What educational best practices apply to social and emotional development?

What I’ve discovered in my work is that there is often a gap between the work we do frontline with students and the educational theory that supports our program development. Research on the benefit of SEL is finally becoming readily accessible, but what about the how

Thankfully, some quality researchers and organizations are hard at work on this question. And today I am thrilled to announce Outward Bound’s partnership with Character Lab.

Our Partnership with Character Lab

The mission of Character Lab is to advance scientific insights that help kids thrive. Studies estimate that it takes 17 years for research to make it into practice, and Character Lab is working to shorten that timespan by bringing research to the hands of parents and educators. 

The Character Lab story can be found on their website:  "Character Lab was founded in 2013 by scientists and two educators: Angela Duckworth, author of Grit: The Power of Passion and Perseverance and Rosa Lee and Egbert Chang Professor of Psychology at the University of Pennsylvania; Dave Levin, co-founder of KIPP public charter schools; and Dominic Randolph, Head of School at Riverdale Country School. 

Dave and Dominic met Angela on a field trip. The two educators were visiting leading researchers around the world, eager to find scientific insights that might help young people lead lives that were good for others as well as themselves. These conversations revealed a problem: Because research involving kids and educators was so much more time-consuming and expensive than research with adults, the pace of scientific discovery was frustratingly slow. What’s more, insights that had been uncovered by scientists remained hidden from educators and parents, buried in academic articles filled with technical jargon. Together, Dave, Dominic, and Angela agreed that a bridge was needed to connect educators and research scientists."


Bridging the Gap

We at Chesapeake Bay Outward Bound are proud to partner with Character Lab to bring our educator community tips and tools to bolster their approach and knowledge to support their students.

“Outward Bound and Character Lab are aligned in our missions to ensure that all kids are set up for healthy development and well-being. By working together, we can be proud that scientific research is getting into the hands of people who can inspire adolescent well-being.” 

- Elliot Luscombe, Partner of Strategic Business Development at Character Lab

Elliot and his team are committed to engaging with organizations such as ours to ensure that educational and social research gets more easily into the hands of frontline educators. 

We dove headlong into Character Lab’s resources, found some of our favorite ideas, and integrated them into our Curriculum Portal, as well taking researcher’s work and converting them into student-facing lessons!

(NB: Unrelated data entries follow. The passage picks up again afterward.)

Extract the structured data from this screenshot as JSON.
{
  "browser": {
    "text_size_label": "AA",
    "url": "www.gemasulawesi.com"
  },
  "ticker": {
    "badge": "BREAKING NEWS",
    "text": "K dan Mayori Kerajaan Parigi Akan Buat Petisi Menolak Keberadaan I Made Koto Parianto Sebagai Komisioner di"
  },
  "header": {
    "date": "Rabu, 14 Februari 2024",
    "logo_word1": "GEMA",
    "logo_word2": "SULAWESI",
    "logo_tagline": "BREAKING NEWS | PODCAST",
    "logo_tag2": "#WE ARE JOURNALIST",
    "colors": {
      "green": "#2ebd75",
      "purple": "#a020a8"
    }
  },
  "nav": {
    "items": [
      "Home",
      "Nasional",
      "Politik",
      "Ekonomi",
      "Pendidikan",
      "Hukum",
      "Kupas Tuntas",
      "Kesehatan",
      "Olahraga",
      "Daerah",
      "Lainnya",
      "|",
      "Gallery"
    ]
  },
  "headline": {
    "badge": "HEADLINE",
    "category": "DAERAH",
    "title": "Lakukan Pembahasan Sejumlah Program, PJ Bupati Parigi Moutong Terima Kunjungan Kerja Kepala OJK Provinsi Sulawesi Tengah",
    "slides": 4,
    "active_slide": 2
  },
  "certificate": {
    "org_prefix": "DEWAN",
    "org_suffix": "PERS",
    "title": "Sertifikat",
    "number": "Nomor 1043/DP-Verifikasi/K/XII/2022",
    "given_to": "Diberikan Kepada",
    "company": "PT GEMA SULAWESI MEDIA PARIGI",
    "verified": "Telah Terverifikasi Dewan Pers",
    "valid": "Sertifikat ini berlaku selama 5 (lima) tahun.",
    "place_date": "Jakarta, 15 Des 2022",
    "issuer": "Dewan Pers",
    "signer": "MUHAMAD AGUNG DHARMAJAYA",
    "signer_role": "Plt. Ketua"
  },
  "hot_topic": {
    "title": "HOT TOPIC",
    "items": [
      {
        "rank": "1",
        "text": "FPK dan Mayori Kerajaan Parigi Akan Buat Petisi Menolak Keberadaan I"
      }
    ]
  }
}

Student Achivement

I’ve come to see Outward Bound as a “bridge” program (along with so many other excellent OST programs) that help take student learning from the theoretical and classroom-based context and help young people practice and apply key skills in a new way.

Students at an Outward Bound program attempting a group challenge together. Photo by Jamie Horton

We know that the best service to our students is staying informed and finding partnerships that enhance our work. When educators understand the why and how behind the conditions that lead to social, emotional, academic, and physical well-being, it can start a domino chain that ends with thriving young people.

Our vision is to help support resilience in our students, and we are so glad to have Character Lab on our side.

In our effort to equip teachers and students with meaningful resources, we’re combing our Curriculum Portal for our favorite lessons on Group Relationships and Teamwork and putting them into a cohesive Belonging Unit that is free and open to the public. Check out what we’ve been working on in collaboration with Character Lab. Explore the Belonging Unit

Belonging is one of four key domains in our educational framework. We know it is the foundation for learning so we’re starting here first.